*Action item*.
Output the entire listing below exactly as it stands.

———

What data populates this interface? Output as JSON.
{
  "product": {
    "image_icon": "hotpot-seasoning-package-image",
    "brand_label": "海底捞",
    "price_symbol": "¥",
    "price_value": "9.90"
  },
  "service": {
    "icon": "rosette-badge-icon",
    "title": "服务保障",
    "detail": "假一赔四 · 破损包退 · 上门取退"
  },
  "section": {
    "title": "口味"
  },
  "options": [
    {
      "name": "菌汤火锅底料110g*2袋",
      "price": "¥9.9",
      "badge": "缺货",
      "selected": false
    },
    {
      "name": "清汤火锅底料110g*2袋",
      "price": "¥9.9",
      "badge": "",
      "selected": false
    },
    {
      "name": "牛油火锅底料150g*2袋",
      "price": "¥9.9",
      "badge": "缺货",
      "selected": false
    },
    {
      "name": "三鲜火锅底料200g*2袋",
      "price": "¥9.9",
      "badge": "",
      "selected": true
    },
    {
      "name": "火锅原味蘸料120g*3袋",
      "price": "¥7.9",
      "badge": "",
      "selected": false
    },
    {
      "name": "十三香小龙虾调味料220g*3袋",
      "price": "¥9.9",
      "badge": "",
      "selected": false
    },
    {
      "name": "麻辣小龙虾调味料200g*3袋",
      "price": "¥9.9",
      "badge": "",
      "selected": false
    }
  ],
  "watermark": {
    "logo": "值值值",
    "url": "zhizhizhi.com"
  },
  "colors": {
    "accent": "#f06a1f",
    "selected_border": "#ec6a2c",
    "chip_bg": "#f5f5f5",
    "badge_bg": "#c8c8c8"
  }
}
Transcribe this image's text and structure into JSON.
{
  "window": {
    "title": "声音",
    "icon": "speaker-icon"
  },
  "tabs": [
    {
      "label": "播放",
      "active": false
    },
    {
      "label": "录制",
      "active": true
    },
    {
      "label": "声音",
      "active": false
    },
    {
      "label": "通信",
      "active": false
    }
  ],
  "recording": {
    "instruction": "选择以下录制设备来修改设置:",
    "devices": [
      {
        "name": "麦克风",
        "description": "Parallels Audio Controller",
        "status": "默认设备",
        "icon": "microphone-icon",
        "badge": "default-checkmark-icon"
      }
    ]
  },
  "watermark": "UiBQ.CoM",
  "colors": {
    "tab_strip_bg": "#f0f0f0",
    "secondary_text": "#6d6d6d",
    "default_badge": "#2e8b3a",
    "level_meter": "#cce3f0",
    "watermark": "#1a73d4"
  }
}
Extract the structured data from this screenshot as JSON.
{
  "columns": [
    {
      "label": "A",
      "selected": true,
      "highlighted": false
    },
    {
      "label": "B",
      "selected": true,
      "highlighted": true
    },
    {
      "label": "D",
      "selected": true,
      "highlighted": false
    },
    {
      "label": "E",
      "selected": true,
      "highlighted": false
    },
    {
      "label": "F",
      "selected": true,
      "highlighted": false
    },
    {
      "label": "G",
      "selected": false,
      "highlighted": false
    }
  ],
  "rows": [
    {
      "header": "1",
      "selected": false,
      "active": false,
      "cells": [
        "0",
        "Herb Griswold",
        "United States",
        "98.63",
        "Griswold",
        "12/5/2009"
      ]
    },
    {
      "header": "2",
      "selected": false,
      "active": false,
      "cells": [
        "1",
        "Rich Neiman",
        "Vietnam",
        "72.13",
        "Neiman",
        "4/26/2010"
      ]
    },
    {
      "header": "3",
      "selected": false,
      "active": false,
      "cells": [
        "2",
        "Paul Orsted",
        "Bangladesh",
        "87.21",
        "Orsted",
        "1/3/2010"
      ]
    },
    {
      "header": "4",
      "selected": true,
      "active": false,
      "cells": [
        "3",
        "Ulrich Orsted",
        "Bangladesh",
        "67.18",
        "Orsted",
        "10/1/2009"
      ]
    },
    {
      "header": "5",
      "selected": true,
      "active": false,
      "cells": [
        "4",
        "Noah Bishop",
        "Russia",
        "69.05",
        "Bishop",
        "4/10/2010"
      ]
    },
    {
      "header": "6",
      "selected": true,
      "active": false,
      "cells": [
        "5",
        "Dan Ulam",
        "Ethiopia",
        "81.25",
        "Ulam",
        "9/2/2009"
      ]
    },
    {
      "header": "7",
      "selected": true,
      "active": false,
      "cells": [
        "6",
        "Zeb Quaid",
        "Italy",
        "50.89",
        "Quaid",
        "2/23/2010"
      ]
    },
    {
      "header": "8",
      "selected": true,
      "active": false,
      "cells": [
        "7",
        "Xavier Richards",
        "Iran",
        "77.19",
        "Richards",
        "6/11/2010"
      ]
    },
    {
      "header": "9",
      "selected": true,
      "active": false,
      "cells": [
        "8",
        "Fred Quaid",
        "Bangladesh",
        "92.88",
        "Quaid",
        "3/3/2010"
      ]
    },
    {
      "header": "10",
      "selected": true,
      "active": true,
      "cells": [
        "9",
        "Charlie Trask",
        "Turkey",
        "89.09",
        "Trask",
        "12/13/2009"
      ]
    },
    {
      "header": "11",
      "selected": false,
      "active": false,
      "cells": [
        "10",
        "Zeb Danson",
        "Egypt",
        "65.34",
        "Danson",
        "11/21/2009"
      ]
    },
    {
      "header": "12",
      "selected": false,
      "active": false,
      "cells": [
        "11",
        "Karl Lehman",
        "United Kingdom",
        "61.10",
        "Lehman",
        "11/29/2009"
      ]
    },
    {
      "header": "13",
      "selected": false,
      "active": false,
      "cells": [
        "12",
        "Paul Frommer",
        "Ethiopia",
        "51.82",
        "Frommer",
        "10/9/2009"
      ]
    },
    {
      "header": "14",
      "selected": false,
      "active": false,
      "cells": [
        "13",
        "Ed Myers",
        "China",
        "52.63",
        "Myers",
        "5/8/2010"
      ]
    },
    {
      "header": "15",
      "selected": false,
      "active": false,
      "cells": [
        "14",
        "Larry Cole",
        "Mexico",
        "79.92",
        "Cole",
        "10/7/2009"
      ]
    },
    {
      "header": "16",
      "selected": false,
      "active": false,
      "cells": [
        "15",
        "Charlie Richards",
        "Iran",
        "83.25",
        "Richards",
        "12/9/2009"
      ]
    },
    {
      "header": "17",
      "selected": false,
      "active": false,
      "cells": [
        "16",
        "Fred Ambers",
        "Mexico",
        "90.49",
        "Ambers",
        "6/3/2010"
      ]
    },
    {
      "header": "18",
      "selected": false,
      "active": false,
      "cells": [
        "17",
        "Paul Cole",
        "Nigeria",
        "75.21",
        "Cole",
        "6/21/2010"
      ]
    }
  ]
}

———

*Your solution*.
What data populates this interface? Output as JSON.
{
  "product": {
    "image_icon": "hotpot-seasoning-package-image",
    "brand_label": "海底捞",
    "price_symbol": "¥",
    "price_value": "9.90"
  },
  "service": {
    "icon": "rosette-badge-icon",
    "title": "服务保障",
    "detail": "假一赔四 · 破损包退 · 上门取退"
  },
  "section": {
    "title": "口味"
  },
  "options": [
    {
      "name": "菌汤火锅底料110g*2袋",
      "price": "¥9.9",
      "badge": "缺货",
      "selected": false
    },
    {
      "name": "清汤火锅底料110g*2袋",
      "price": "¥9.9",
      "badge": "",
      "selected": false
    },
    {
      "name": "牛油火锅底料150g*2袋",
      "price": "¥9.9",
      "badge": "缺货",
      "selected": false
    },
    {
      "name": "三鲜火锅底料200g*2袋",
      "price": "¥9.9",
      "badge": "",
      "selected": true
    },
    {
      "name": "火锅原味蘸料120g*3袋",
      "price": "¥7.9",
      "badge": "",
      "selected": false
    },
    {
      "name": "十三香小龙虾调味料220g*3袋",
      "price": "¥9.9",
      "badge": "",
      "selected": false
    },
    {
      "name": "麻辣小龙虾调味料200g*3袋",
      "price": "¥9.9",
      "badge": "",
      "selected": false
    }
  ],
  "watermark": {
    "logo": "值值值",
    "url": "zhizhizhi.com"
  },
  "colors": {
    "accent": "#f06a1f",
    "selected_border": "#ec6a2c",
    "chip_bg": "#f5f5f5",
    "badge_bg": "#c8c8c8"
  }
}
Transcribe this image's text and structure into JSON.
{
  "window": {
    "title": "声音",
    "icon": "speaker-icon"
  },
  "tabs": [
    {
      "label": "播放",
      "active": false
    },
    {
      "label": "录制",
      "active": true
    },
    {
      "label": "声音",
      "active": false
    },
    {
      "label": "通信",
      "active": false
    }
  ],
  "recording": {
    "instruction": "选择以下录制设备来修改设置:",
    "devices": [
      {
        "name": "麦克风",
        "description": "Parallels Audio Controller",
        "status": "默认设备",
        "icon": "microphone-icon",
        "badge": "default-checkmark-icon"
      }
    ]
  },
  "watermark": "UiBQ.CoM",
  "colors": {
    "tab_strip_bg": "#f0f0f0",
    "secondary_text": "#6d6d6d",
    "default_badge": "#2e8b3a",
    "level_meter": "#cce3f0",
    "watermark": "#1a73d4"
  }
}
Extract the structured data from this screenshot as JSON.
{
  "columns": [
    {
      "label": "A",
      "selected": true,
      "highlighted": false
    },
    {
      "label": "B",
      "selected": true,
      "highlighted": true
    },
    {
      "label": "D",
      "selected": true,
      "highlighted": false
    },
    {
      "label": "E",
      "selected": true,
      "highlighted": false
    },
    {
      "label": "F",
      "selected": true,
      "highlighted": false
    },
    {
      "label": "G",
      "selected": false,
      "highlighted": false
    }
  ],
  "rows": [
    {
      "header": "1",
      "selected": false,
      "active": false,
      "cells": [
        "0",
        "Herb Griswold",
        "United States",
        "98.63",
        "Griswold",
        "12/5/2009"
      ]
    },
    {
      "header": "2",
      "selected": false,
      "active": false,
      "cells": [
        "1",
        "Rich Neiman",
        "Vietnam",
        "72.13",
        "Neiman",
        "4/26/2010"
      ]
    },
    {
      "header": "3",
      "selected": false,
      "active": false,
      "cells": [
        "2",
        "Paul Orsted",
        "Bangladesh",
        "87.21",
        "Orsted",
        "1/3/2010"
      ]
    },
    {
      "header": "4",
      "selected": true,
      "active": false,
      "cells": [
        "3",
        "Ulrich Orsted",
        "Bangladesh",
        "67.18",
        "Orsted",
        "10/1/2009"
      ]
    },
    {
      "header": "5",
      "selected": true,
      "active": false,
      "cells": [
        "4",
        "Noah Bishop",
        "Russia",
        "69.05",
        "Bishop",
        "4/10/2010"
      ]
    },
    {
      "header": "6",
      "selected": true,
      "active": false,
      "cells": [
        "5",
        "Dan Ulam",
        "Ethiopia",
        "81.25",
        "Ulam",
        "9/2/2009"
      ]
    },
    {
      "header": "7",
      "selected": true,
      "active": false,
      "cells": [
        "6",
        "Zeb Quaid",
        "Italy",
        "50.89",
        "Quaid",
        "2/23/2010"
      ]
    },
    {
      "header": "8",
      "selected": true,
      "active": false,
      "cells": [
        "7",
        "Xavier Richards",
        "Iran",
        "77.19",
        "Richards",
        "6/11/2010"
      ]
    },
    {
      "header": "9",
      "selected": true,
      "active": false,
      "cells": [
        "8",
        "Fred Quaid",
        "Bangladesh",
        "92.88",
        "Quaid",
        "3/3/2010"
      ]
    },
    {
      "header": "10",
      "selected": true,
      "active": true,
      "cells": [
        "9",
        "Charlie Trask",
        "Turkey",
        "89.09",
        "Trask",
        "12/13/2009"
      ]
    },
    {
      "header": "11",
      "selected": false,
      "active": false,
      "cells": [
        "10",
        "Zeb Danson",
        "Egypt",
        "65.34",
        "Danson",
        "11/21/2009"
      ]
    },
    {
      "header": "12",
      "selected": false,
      "active": false,
      "cells": [
        "11",
        "Karl Lehman",
        "United Kingdom",
        "61.10",
        "Lehman",
        "11/29/2009"
      ]
    },
    {
      "header": "13",
      "selected": false,
      "active": false,
      "cells": [
        "12",
        "Paul Frommer",
        "Ethiopia",
        "51.82",
        "Frommer",
        "10/9/2009"
      ]
    },
    {
      "header": "14",
      "selected": false,
      "active": false,
      "cells": [
        "13",
        "Ed Myers",
        "China",
        "52.63",
        "Myers",
        "5/8/2010"
      ]
    },
    {
      "header": "15",
      "selected": false,
      "active": false,
      "cells": [
        "14",
        "Larry Cole",
        "Mexico",
        "79.92",
        "Cole",
        "10/7/2009"
      ]
    },
    {
      "header": "16",
      "selected": false,
      "active": false,
      "cells": [
        "15",
        "Charlie Richards",
        "Iran",
        "83.25",
        "Richards",
        "12/9/2009"
      ]
    },
    {
      "header": "17",
      "selected": false,
      "active": false,
      "cells": [
        "16",
        "Fred Ambers",
        "Mexico",
        "90.49",
        "Ambers",
        "6/3/2010"
      ]
    },
    {
      "header": "18",
      "selected": false,
      "active": false,
      "cells": [
        "17",
        "Paul Cole",
        "Nigeria",
        "75.21",
        "Cole",
        "6/21/2010"
      ]
    }
  ]
}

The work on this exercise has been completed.